■ What to do ■
A complete and exact copy of the data below is required.

■ Excerpted data ■
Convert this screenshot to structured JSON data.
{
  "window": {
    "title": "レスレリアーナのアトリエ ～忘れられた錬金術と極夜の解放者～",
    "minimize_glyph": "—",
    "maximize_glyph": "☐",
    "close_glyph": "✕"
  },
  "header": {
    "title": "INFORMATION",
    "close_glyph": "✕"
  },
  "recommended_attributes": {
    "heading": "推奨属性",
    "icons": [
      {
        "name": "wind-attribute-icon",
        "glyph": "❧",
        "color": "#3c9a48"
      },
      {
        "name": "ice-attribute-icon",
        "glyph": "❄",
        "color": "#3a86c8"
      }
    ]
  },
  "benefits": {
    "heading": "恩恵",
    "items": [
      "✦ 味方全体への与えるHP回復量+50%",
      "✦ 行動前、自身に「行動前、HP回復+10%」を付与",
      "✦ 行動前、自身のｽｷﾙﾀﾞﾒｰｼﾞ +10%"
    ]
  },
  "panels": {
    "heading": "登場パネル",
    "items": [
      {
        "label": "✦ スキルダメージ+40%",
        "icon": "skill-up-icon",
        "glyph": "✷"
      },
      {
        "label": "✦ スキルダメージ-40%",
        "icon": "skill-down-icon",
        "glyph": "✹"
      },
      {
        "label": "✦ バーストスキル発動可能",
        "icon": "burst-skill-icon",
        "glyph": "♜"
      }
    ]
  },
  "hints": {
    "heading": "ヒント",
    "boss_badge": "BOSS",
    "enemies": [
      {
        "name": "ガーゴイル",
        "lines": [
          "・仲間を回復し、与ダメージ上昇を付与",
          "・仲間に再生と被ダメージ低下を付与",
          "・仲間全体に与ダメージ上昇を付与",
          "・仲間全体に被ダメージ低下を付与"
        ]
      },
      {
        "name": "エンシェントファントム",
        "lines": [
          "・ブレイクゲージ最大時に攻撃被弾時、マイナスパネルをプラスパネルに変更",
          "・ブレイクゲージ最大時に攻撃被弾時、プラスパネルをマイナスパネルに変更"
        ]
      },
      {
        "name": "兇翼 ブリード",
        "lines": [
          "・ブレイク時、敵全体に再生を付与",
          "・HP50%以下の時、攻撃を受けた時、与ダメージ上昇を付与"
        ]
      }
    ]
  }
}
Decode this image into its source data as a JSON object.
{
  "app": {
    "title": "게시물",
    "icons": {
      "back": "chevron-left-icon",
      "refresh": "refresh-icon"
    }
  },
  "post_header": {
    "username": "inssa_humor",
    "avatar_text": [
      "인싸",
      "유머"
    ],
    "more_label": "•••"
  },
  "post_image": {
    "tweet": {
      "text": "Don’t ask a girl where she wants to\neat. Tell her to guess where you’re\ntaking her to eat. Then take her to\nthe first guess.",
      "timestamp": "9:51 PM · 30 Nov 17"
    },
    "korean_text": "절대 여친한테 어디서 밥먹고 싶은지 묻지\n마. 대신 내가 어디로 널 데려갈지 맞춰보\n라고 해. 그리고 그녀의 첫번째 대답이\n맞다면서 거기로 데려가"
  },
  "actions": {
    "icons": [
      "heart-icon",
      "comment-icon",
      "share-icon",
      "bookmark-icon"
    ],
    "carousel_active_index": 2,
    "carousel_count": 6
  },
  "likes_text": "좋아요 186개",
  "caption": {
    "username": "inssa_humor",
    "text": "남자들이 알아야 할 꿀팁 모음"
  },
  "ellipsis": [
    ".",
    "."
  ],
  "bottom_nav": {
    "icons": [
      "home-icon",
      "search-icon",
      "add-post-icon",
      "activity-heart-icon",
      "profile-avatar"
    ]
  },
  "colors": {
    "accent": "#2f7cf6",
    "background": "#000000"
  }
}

■ Response ■
Convert this screenshot to structured JSON data.
{
  "window": {
    "title": "レスレリアーナのアトリエ ～忘れられた錬金術と極夜の解放者～",
    "minimize_glyph": "—",
    "maximize_glyph": "☐",
    "close_glyph": "✕"
  },
  "header": {
    "title": "INFORMATION",
    "close_glyph": "✕"
  },
  "recommended_attributes": {
    "heading": "推奨属性",
    "icons": [
      {
        "name": "wind-attribute-icon",
        "glyph": "❧",
        "color": "#3c9a48"
      },
      {
        "name": "ice-attribute-icon",
        "glyph": "❄",
        "color": "#3a86c8"
      }
    ]
  },
  "benefits": {
    "heading": "恩恵",
    "items": [
      "✦ 味方全体への与えるHP回復量+50%",
      "✦ 行動前、自身に「行動前、HP回復+10%」を付与",
      "✦ 行動前、自身のｽｷﾙﾀﾞﾒｰｼﾞ +10%"
    ]
  },
  "panels": {
    "heading": "登場パネル",
    "items": [
      {
        "label": "✦ スキルダメージ+40%",
        "icon": "skill-up-icon",
        "glyph": "✷"
      },
      {
        "label": "✦ スキルダメージ-40%",
        "icon": "skill-down-icon",
        "glyph": "✹"
      },
      {
        "label": "✦ バーストスキル発動可能",
        "icon": "burst-skill-icon",
        "glyph": "♜"
      }
    ]
  },
  "hints": {
    "heading": "ヒント",
    "boss_badge": "BOSS",
    "enemies": [
      {
        "name": "ガーゴイル",
        "lines": [
          "・仲間を回復し、与ダメージ上昇を付与",
          "・仲間に再生と被ダメージ低下を付与",
          "・仲間全体に与ダメージ上昇を付与",
          "・仲間全体に被ダメージ低下を付与"
        ]
      },
      {
        "name": "エンシェントファントム",
        "lines": [
          "・ブレイクゲージ最大時に攻撃被弾時、マイナスパネルをプラスパネルに変更",
          "・ブレイクゲージ最大時に攻撃被弾時、プラスパネルをマイナスパネルに変更"
        ]
      },
      {
        "name": "兇翼 ブリード",
        "lines": [
          "・ブレイク時、敵全体に再生を付与",
          "・HP50%以下の時、攻撃を受けた時、与ダメージ上昇を付与"
        ]
      }
    ]
  }
}
Decode this image into its source data as a JSON object.
{
  "app": {
    "title": "게시물",
    "icons": {
      "back": "chevron-left-icon",
      "refresh": "refresh-icon"
    }
  },
  "post_header": {
    "username": "inssa_humor",
    "avatar_text": [
      "인싸",
      "유머"
    ],
    "more_label": "•••"
  },
  "post_image": {
    "tweet": {
      "text": "Don’t ask a girl where she wants to\neat. Tell her to guess where you’re\ntaking her to eat. Then take her to\nthe first guess.",
      "timestamp": "9:51 PM · 30 Nov 17"
    },
    "korean_text": "절대 여친한테 어디서 밥먹고 싶은지 묻지\n마. 대신 내가 어디로 널 데려갈지 맞춰보\n라고 해. 그리고 그녀의 첫번째 대답이\n맞다면서 거기로 데려가"
  },
  "actions": {
    "icons": [
      "heart-icon",
      "comment-icon",
      "share-icon",
      "bookmark-icon"
    ],
    "carousel_active_index": 2,
    "carousel_count": 6
  },
  "likes_text": "좋아요 186개",
  "caption": {
    "username": "inssa_humor",
    "text": "남자들이 알아야 할 꿀팁 모음"
  },
  "ellipsis": [
    ".",
    "."
  ],
  "bottom_nav": {
    "icons": [
      "home-icon",
      "search-icon",
      "add-post-icon",
      "activity-heart-icon",
      "profile-avatar"
    ]
  },
  "colors": {
    "accent": "#2f7cf6",
    "background": "#000000"
  }
}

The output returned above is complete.